Here is the new pencil test.



Now this character-without-a-name raises up his arm in a flamboyant way that says as much about his arrogance and intolerance as his facial expressions and his head movement.  And it has come to me where I had seen almost exactly this same gesture before.  It was years ago, when I lived in New Orleans. In the lobby of a hotel where I then worked I saw a handsome young FBI agent look at his watch in precisely the same way. (How I knew he was with the FBI is a longer story.) But he had an attitude combined of vanity and self-importance that I obviously have never quite forgotten.

A good character animator must be an acute observer of human behavior. We never know when we might be able to make good use of such observations.


Sunday, May 27, 2018

No. 159, Developing the Scene, part 2

Not Quite There


Last time I revealed the extremes and breakdown drawings of my scene of an impatient man making a show of looking at his watch to express irritation with my main character.

(In following this, you may want to go back and review the last two posts, numbers 158 and 157.)

Since then I have followed through as promised, filling in all inbetweens and creating a pencil test. Here is the result.

The Pencil Test
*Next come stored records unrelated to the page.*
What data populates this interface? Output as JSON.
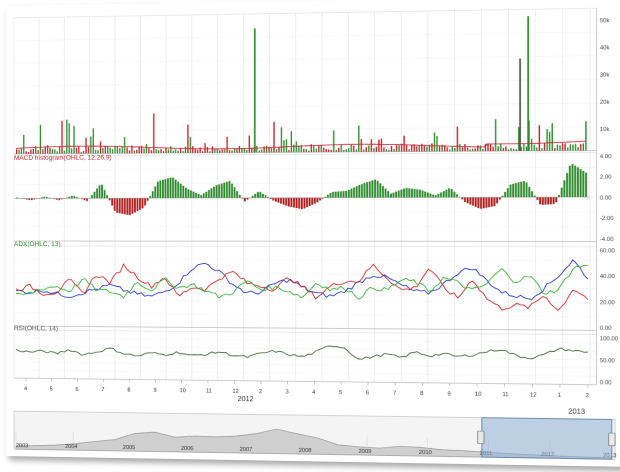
{
  "chart_data": [
    {
      "type": "bar",
      "panel": "volume",
      "label": "",
      "yticks": [
        "10k",
        "20k",
        "30k",
        "40k",
        "50k"
      ],
      "ylim": [
        0,
        52000
      ],
      "colors": {
        "up": "#2e8b2e",
        "down": "#c8202a",
        "ma": "#c8202a"
      },
      "notable_spikes": [
        {
          "month_index": 9.4,
          "value": 48000
        },
        {
          "month_index": 19.7,
          "value": 51000
        },
        {
          "month_index": 19.4,
          "value": 35000
        }
      ]
    },
    {
      "type": "bar",
      "panel": "macd",
      "label": "MACD histogram(OHLC, 12,26,9)",
      "yticks": [
        "4.00",
        "2.00",
        "0.00",
        "-2.00",
        "-4.00"
      ],
      "ylim": [
        -4,
        4
      ],
      "colors": {
        "positive": "#2e8b2e",
        "negative": "#b11c1c"
      },
      "series": [
        {
          "name": "MACD histogram",
          "values": [
            0.1,
            -0.2,
            0.2,
            -0.2,
            0.3,
            -0.3,
            1.6,
            -1.5,
            -1.8,
            -1.0,
            1.8,
            2.2,
            1.0,
            0.3,
            1.3,
            1.8,
            -0.4,
            0.7,
            -0.3,
            -0.9,
            -1.2,
            -0.5,
            0.6,
            0.7,
            1.4,
            1.9,
            0.4,
            1.0,
            0.8,
            0.2,
            1.0,
            -0.5,
            -1.2,
            -0.9,
            1.3,
            1.7,
            -0.8,
            -0.7,
            3.5,
            2.5
          ]
        }
      ]
    },
    {
      "type": "line",
      "panel": "adx",
      "label": "ADX(OHLC, 13)",
      "yticks": [
        "60.00",
        "40.00",
        "20.00",
        "0.00"
      ],
      "ylim": [
        0,
        60
      ],
      "series": [
        {
          "color": "#1a2dcc",
          "values": [
            26,
            25,
            27,
            24,
            22,
            25,
            28,
            31,
            27,
            24,
            22,
            26,
            33,
            45,
            49,
            42,
            32,
            25,
            26,
            33,
            36,
            30,
            25,
            23,
            27,
            34,
            40,
            38,
            32,
            27,
            26,
            33,
            42,
            46,
            36,
            27,
            24,
            22,
            30,
            40,
            52,
            38
          ]
        },
        {
          "color": "#d21e1e",
          "values": [
            27,
            30,
            24,
            25,
            35,
            24,
            40,
            33,
            47,
            38,
            30,
            38,
            22,
            30,
            28,
            37,
            42,
            33,
            31,
            28,
            38,
            30,
            22,
            31,
            35,
            35,
            48,
            38,
            28,
            30,
            46,
            30,
            22,
            37,
            22,
            14,
            17,
            15,
            25,
            12,
            30,
            22
          ]
        },
        {
          "color": "#29b02a",
          "values": [
            22,
            24,
            28,
            30,
            26,
            36,
            27,
            26,
            22,
            34,
            27,
            36,
            29,
            32,
            27,
            22,
            26,
            35,
            28,
            30,
            27,
            22,
            34,
            28,
            30,
            22,
            30,
            28,
            36,
            35,
            27,
            38,
            34,
            28,
            33,
            45,
            35,
            40,
            26,
            29,
            46,
            48
          ]
        }
      ]
    },
    {
      "type": "line",
      "panel": "rsi",
      "label": "RSI(OHLC, 14)",
      "yticks": [
        "100.00",
        "50.00",
        "0.00"
      ],
      "ylim": [
        0,
        100
      ],
      "series": [
        {
          "color": "#3a5f2a",
          "values": [
            60,
            55,
            58,
            52,
            62,
            50,
            57,
            66,
            54,
            48,
            56,
            52,
            58,
            50,
            54,
            60,
            52,
            48,
            57,
            63,
            55,
            50,
            62,
            78,
            72,
            45,
            52,
            58,
            50,
            64,
            55,
            60,
            54,
            58,
            66,
            72,
            58,
            52,
            60,
            74,
            70,
            66
          ]
        }
      ]
    }
  ],
  "xaxis": {
    "ticks": [
      "4",
      "5",
      "6",
      "7",
      "8",
      "9",
      "10",
      "11",
      "12",
      "2",
      "3",
      "4",
      "5",
      "6",
      "7",
      "8",
      "9",
      "10",
      "11",
      "12",
      "1",
      "2"
    ],
    "year_labels": [
      "2012",
      "2013"
    ]
  },
  "navigator": {
    "years": [
      "2003",
      "2004",
      "2005",
      "2006",
      "2007",
      "2008",
      "2009",
      "2010",
      "2011",
      "2012",
      "2013"
    ],
    "range_start_year": "2011",
    "range_end_year": "2013",
    "area_values": [
      0.1,
      0.12,
      0.15,
      0.2,
      0.28,
      0.35,
      0.55,
      0.6,
      0.45,
      0.5,
      0.48,
      0.52,
      0.6,
      0.75,
      0.62,
      0.5,
      0.3,
      0.25,
      0.22,
      0.28,
      0.26,
      0.2,
      0.18,
      0.15,
      0.12,
      0.1,
      0.08,
      0.06,
      0.05,
      0.04
    ]
  }
}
In short, I was disappointed. The head movement works well, properly expressing the man's disdain as well as his arrogance. The arm movement as he brings his watch up in front of his face: not so good. It is just a case of failure to analyze adequately the body language that I want to put across. Body language is more important even than facial expression in conveying a character's intent and attitude, and it isn't working.

So I am back at it again, erasing all the arms and rethinking the movement. In the next post you will get to see whether my "second draft" is any improvement on the first.
Please stand by...